----- Data for this exercise -----

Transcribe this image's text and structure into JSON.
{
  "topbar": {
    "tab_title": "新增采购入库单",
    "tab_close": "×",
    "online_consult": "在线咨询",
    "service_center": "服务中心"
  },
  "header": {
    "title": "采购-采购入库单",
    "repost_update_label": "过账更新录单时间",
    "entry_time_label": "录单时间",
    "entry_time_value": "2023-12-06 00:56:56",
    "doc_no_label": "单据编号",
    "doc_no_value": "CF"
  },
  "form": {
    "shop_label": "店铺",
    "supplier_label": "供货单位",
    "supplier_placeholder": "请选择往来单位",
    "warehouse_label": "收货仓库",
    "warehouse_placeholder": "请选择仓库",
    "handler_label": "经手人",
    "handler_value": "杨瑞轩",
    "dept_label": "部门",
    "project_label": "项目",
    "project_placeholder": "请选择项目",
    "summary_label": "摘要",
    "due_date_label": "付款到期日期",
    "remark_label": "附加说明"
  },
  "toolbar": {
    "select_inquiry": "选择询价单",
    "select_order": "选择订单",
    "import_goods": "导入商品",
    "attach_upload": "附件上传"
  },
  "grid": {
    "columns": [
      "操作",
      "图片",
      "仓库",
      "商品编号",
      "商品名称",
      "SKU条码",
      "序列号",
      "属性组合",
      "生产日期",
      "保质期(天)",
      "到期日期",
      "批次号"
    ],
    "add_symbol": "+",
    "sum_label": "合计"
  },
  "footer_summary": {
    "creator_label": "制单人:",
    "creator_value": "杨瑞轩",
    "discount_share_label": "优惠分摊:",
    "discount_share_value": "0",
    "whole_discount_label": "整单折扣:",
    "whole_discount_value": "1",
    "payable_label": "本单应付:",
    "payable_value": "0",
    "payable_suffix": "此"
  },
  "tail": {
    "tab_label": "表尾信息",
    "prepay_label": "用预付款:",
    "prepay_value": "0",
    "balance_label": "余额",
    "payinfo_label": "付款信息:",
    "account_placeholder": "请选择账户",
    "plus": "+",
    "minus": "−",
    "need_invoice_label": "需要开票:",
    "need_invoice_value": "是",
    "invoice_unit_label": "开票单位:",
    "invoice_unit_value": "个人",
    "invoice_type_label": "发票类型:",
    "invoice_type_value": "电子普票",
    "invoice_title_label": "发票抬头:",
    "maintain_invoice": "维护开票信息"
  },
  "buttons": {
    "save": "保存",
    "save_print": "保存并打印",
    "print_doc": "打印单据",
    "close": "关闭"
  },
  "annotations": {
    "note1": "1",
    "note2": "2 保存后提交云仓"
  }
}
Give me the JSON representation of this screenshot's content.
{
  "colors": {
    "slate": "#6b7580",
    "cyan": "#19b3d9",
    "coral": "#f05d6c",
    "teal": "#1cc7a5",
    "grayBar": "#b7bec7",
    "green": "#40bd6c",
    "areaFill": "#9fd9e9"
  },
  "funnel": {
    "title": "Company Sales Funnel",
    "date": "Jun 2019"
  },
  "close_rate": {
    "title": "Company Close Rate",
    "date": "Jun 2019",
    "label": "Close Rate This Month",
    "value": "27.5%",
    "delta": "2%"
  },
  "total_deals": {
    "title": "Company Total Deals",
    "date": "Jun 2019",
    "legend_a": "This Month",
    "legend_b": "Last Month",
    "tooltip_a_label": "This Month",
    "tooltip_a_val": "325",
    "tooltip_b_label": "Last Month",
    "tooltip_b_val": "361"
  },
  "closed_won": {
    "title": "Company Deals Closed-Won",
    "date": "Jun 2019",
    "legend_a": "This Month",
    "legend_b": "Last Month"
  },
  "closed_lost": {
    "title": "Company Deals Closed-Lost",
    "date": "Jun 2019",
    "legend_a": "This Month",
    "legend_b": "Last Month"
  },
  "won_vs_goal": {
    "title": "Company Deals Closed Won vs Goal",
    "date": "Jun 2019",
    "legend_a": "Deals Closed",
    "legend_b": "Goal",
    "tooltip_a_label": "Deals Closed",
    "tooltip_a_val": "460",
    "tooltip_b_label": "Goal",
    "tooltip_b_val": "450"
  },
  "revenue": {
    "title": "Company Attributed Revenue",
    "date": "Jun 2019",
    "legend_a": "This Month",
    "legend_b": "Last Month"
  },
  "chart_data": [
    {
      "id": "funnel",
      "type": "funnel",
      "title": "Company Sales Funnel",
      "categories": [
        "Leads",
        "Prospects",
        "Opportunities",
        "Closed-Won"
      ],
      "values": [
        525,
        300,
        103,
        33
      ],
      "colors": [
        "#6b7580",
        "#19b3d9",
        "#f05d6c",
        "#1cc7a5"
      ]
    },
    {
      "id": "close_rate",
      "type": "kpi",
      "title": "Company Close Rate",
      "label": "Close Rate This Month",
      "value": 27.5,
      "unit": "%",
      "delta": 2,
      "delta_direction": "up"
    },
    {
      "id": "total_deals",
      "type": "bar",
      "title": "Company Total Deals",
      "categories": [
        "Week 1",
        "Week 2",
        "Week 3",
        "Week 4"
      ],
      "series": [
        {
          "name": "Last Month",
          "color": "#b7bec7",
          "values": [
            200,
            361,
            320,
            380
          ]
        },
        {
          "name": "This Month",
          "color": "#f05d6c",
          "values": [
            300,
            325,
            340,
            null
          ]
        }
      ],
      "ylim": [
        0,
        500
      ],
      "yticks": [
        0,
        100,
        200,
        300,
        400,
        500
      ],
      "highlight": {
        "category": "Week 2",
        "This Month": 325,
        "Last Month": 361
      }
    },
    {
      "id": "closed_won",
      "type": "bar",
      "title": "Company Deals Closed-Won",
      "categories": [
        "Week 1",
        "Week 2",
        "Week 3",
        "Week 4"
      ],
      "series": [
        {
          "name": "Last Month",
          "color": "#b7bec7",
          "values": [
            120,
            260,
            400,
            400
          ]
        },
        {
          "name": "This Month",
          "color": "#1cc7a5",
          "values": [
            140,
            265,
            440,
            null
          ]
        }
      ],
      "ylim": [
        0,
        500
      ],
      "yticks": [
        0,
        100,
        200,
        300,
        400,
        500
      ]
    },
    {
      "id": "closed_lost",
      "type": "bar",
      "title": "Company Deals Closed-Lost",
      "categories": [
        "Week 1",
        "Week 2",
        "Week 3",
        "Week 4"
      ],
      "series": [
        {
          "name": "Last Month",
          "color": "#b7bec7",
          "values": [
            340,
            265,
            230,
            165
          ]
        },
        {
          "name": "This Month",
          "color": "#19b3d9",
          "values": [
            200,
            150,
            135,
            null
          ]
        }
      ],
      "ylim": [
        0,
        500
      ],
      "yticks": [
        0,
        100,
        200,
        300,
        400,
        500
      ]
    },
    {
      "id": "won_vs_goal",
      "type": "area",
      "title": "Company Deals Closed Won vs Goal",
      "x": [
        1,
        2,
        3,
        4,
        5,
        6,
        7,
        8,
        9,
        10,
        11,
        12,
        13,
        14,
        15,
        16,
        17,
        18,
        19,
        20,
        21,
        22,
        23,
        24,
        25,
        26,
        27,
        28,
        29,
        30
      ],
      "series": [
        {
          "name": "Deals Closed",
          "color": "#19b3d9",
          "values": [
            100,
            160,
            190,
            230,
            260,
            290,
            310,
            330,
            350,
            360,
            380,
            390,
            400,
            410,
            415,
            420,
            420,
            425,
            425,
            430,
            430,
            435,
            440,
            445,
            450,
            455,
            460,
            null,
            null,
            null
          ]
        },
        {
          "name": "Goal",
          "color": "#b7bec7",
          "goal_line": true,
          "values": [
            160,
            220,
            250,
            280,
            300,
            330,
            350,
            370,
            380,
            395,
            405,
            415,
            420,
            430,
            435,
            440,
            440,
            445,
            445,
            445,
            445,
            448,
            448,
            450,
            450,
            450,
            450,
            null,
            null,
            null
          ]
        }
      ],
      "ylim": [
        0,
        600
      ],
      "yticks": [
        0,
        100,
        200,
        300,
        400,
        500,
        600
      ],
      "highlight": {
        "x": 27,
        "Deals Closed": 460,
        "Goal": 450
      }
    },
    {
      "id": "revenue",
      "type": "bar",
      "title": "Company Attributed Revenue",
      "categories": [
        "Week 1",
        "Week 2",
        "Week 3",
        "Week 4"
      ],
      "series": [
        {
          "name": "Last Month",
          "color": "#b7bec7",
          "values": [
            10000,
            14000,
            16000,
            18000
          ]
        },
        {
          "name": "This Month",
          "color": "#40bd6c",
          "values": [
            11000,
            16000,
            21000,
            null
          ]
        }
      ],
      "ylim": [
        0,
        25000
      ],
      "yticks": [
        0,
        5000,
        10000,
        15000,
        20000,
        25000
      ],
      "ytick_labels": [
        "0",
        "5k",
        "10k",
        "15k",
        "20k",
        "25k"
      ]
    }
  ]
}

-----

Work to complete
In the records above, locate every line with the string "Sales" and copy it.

Answer space
    "title": "Company Sales Funnel",
      "title": "Company Sales Funnel",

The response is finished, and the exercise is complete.